It is often called the silent thief of vision. One of the most troubling conditions to affect the eye , glaucoma indeed sneaks in, with the stealth of a master prowler. It rarely causes warning symptoms and yet is a leading cause of blindness- accounting for 12 percent of new cases of blindness each year in the United States. An estimated two out of every hundred people in the United States over age 65 have glaucoma. Younger people can be affected as well. And it is estimated that half of those with glaucoma do not know that they have it. Understandably, detecting and managing glaucoma is of major concern to eye doctors.
It is not a simple disease. In most cases glaucoma is instead a collection of eye problems that elevate pressure within the eye, damaging the optic nerve, and seriously affecting vision. Its onset is furtive, usually very gradual over several years; during this time people seldom have any symptoms to alert them of their elevated eye pressure. Most people who develop glaucoma can’t feel it. Even the loss of peripheral vision, one of the first signs of trouble, is so subtle that for many people it’s virtually unnoticeable.(Some people even develop optic nerve damage and visual field loss despite having normal eye pressures – known as normotensive glaucoma.)

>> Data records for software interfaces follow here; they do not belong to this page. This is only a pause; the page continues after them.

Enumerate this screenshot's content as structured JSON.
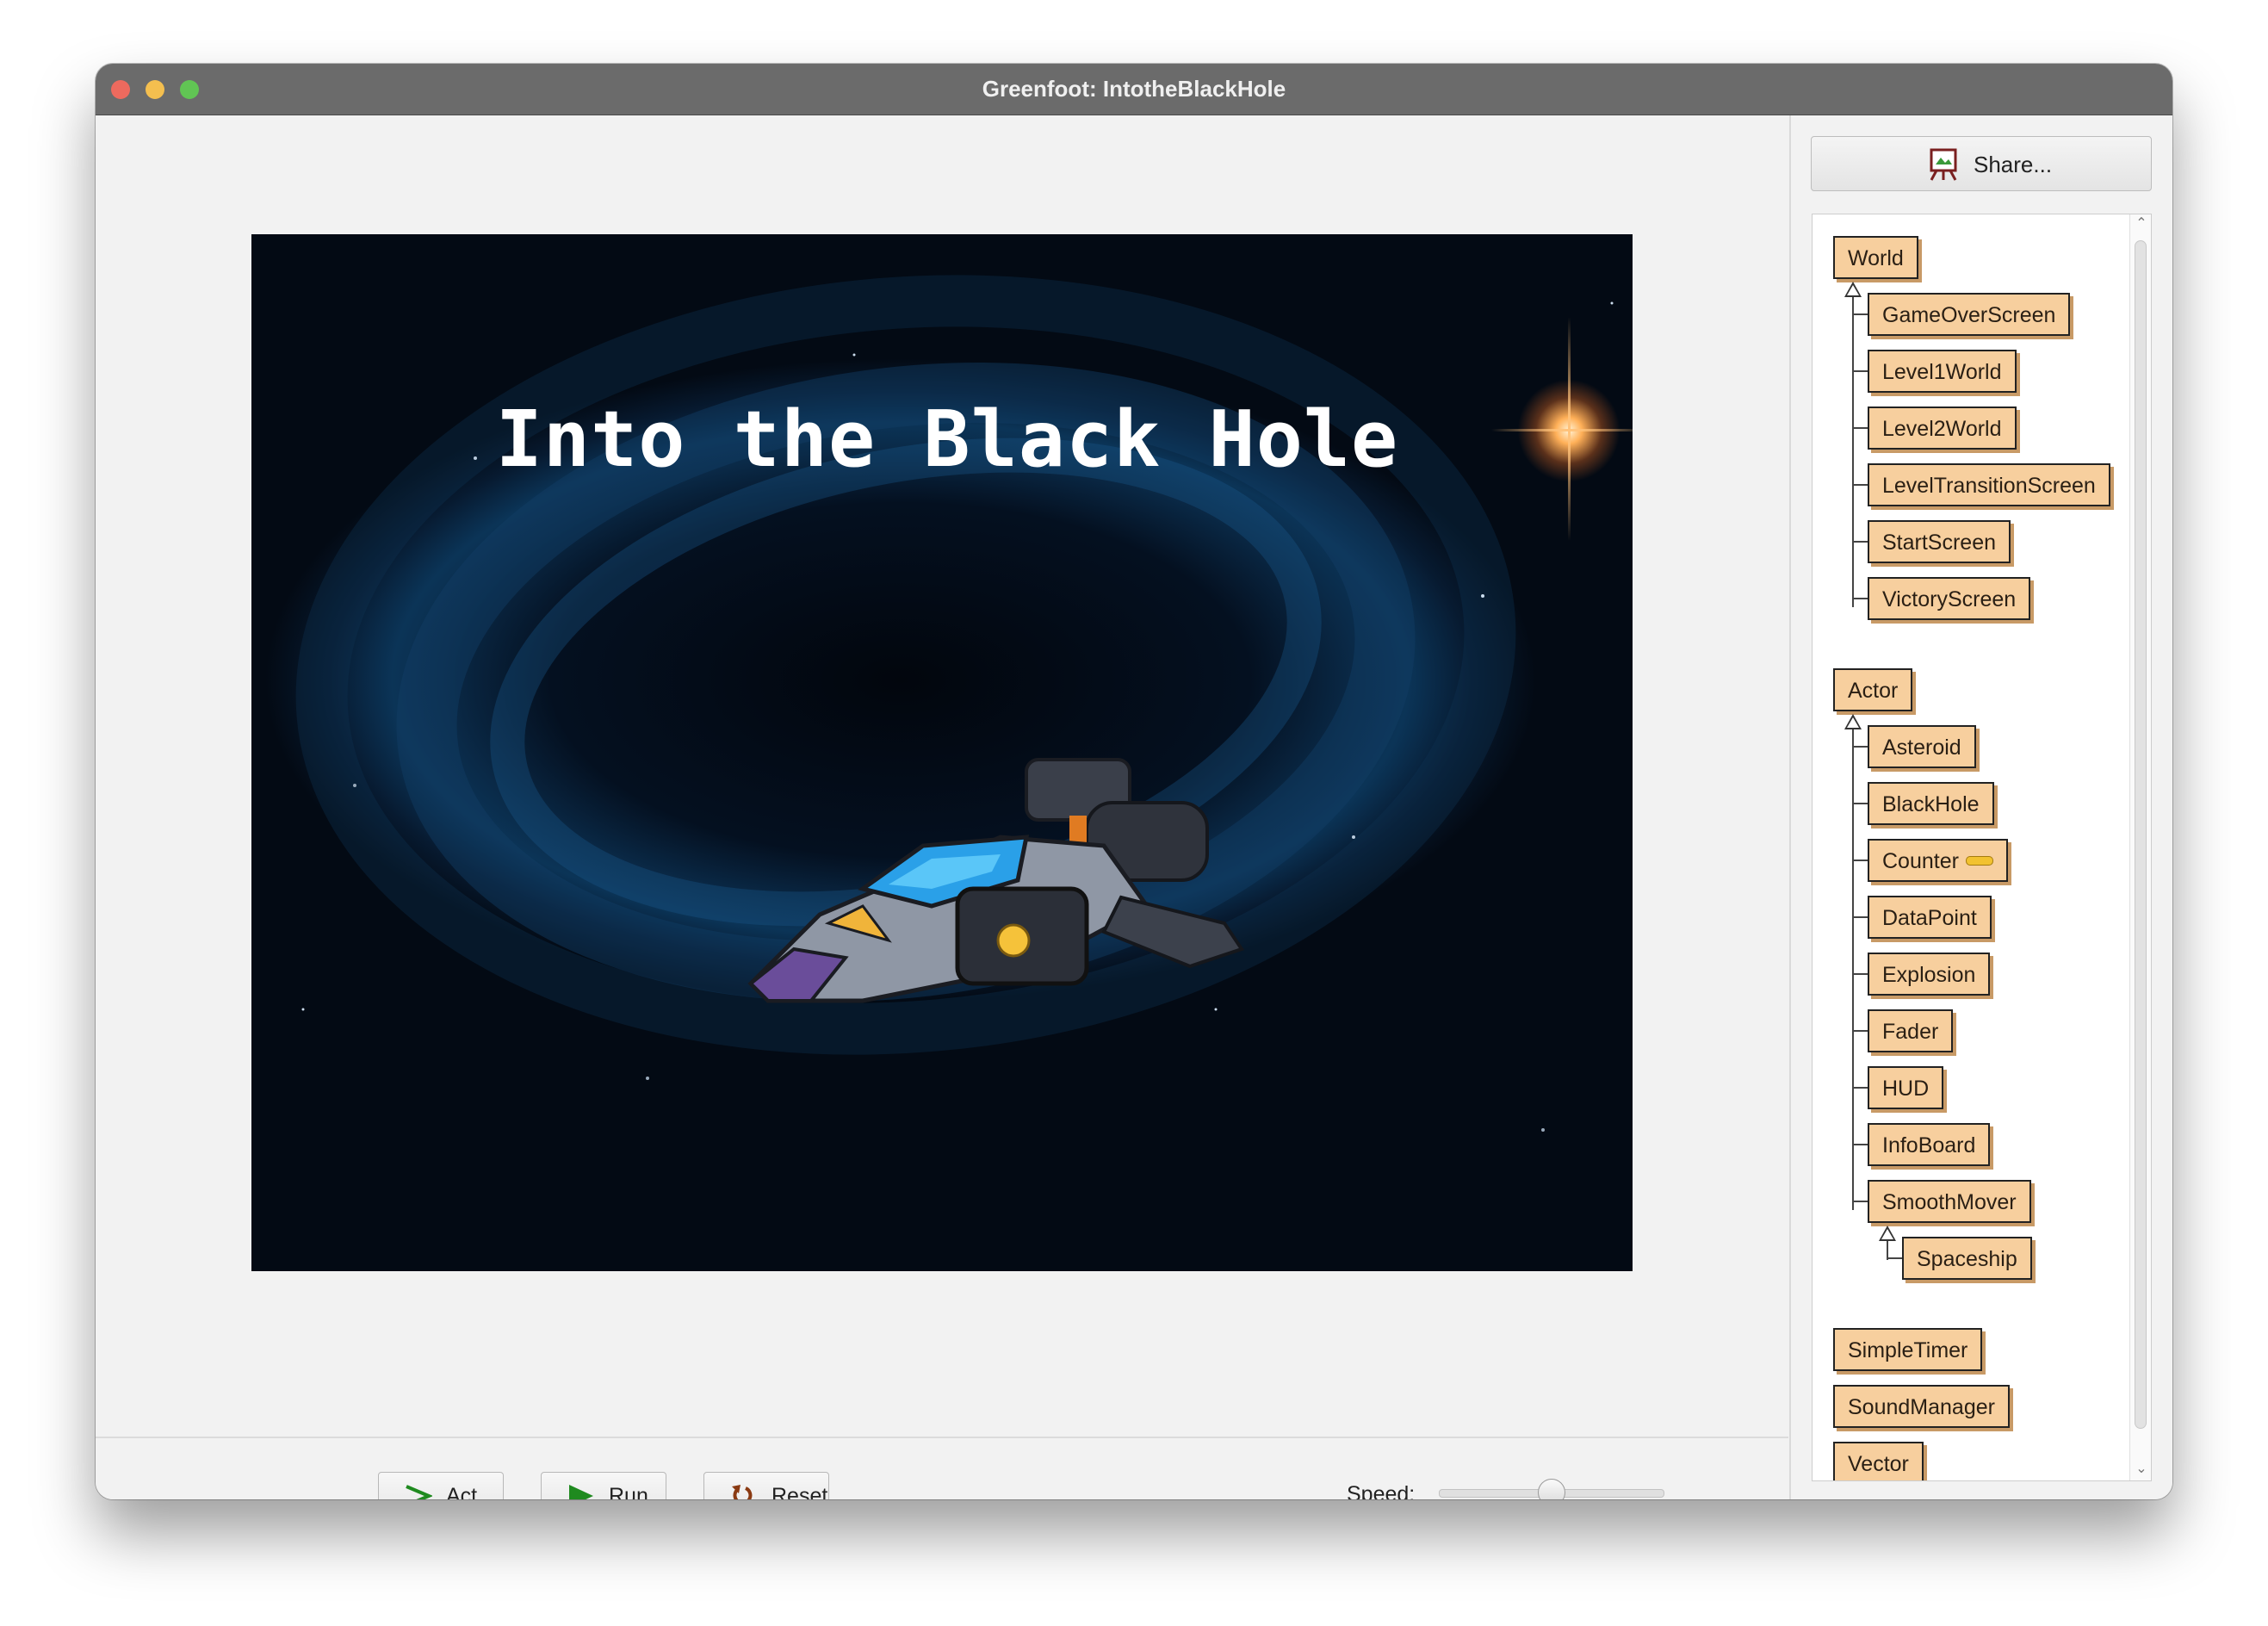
{
  "window": {
    "title": "Greenfoot: IntotheBlackHole"
  },
  "world": {
    "title": "Into the Black Hole"
  },
  "controls": {
    "act_label": "Act",
    "run_label": "Run",
    "reset_label": "Reset",
    "speed_label": "Speed:",
    "speed_level_fraction": 0.5
  },
  "sidebar": {
    "share_label": "Share...",
    "classes": {
      "world_root": "World",
      "world_subclasses": [
        "GameOverScreen",
        "Level1World",
        "Level2World",
        "LevelTransitionScreen",
        "StartScreen",
        "VictoryScreen"
      ],
      "actor_root": "Actor",
      "actor_subclasses": [
        "Asteroid",
        "BlackHole",
        "Counter",
        "DataPoint",
        "Explosion",
        "Fader",
        "HUD",
        "InfoBoard",
        "SmoothMover"
      ],
      "smoothmover_subclasses": [
        "Spaceship"
      ],
      "other_classes": [
        "SimpleTimer",
        "SoundManager",
        "Vector"
      ]
    }
  },
  "icons": {
    "act": "act-arrow-icon",
    "run": "play-icon",
    "reset": "reset-icon",
    "share": "share-easel-icon"
  },
  "colors": {
    "class_box": "#f7cf9e",
    "title_bar": "#6b6b6b",
    "run_green": "#1f8a1f",
    "reset_brown": "#8a3a12"
  }
}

One form of the disease, called acute closed-angle glaucoma, in which the pressure in the eye rises rapidly, does cause acute eye pain. This condition hits suddenly and is an ophthalmic emergency that requires immediate treatment. But it’s also pretty rare.
The more common form is called open-angle glaucoma. This is our old nemesis, the silent thief. Open-angle glaucoma can advance undetected for years; during this time the constantly elevated eye pressure can cause irreversible vision loss by severely damaging the nerve fibers that pass through the optic nerve in the back of the eye. The nerve fibers most frequently damaged by this are those that make peripheral vision, in which people can see only when they’re looking directly ahead. In people with very advance cases of glaucoma, this loss of vision can deteriorate into total blindness. For preventative measures, seek an eye doctor qualified and experienced in performing trabeculectomies.
What’s your best protection against the potentially devastating consequences of glaucoma? Because its onset is so insidious, don’t trust yourself to notice early onset symptoms; chances are, you won’t. But your eye doctor will. This means that regular eye exams are essential! Only by monitoring the eyes regularly can glaucoma be detected early and managed well.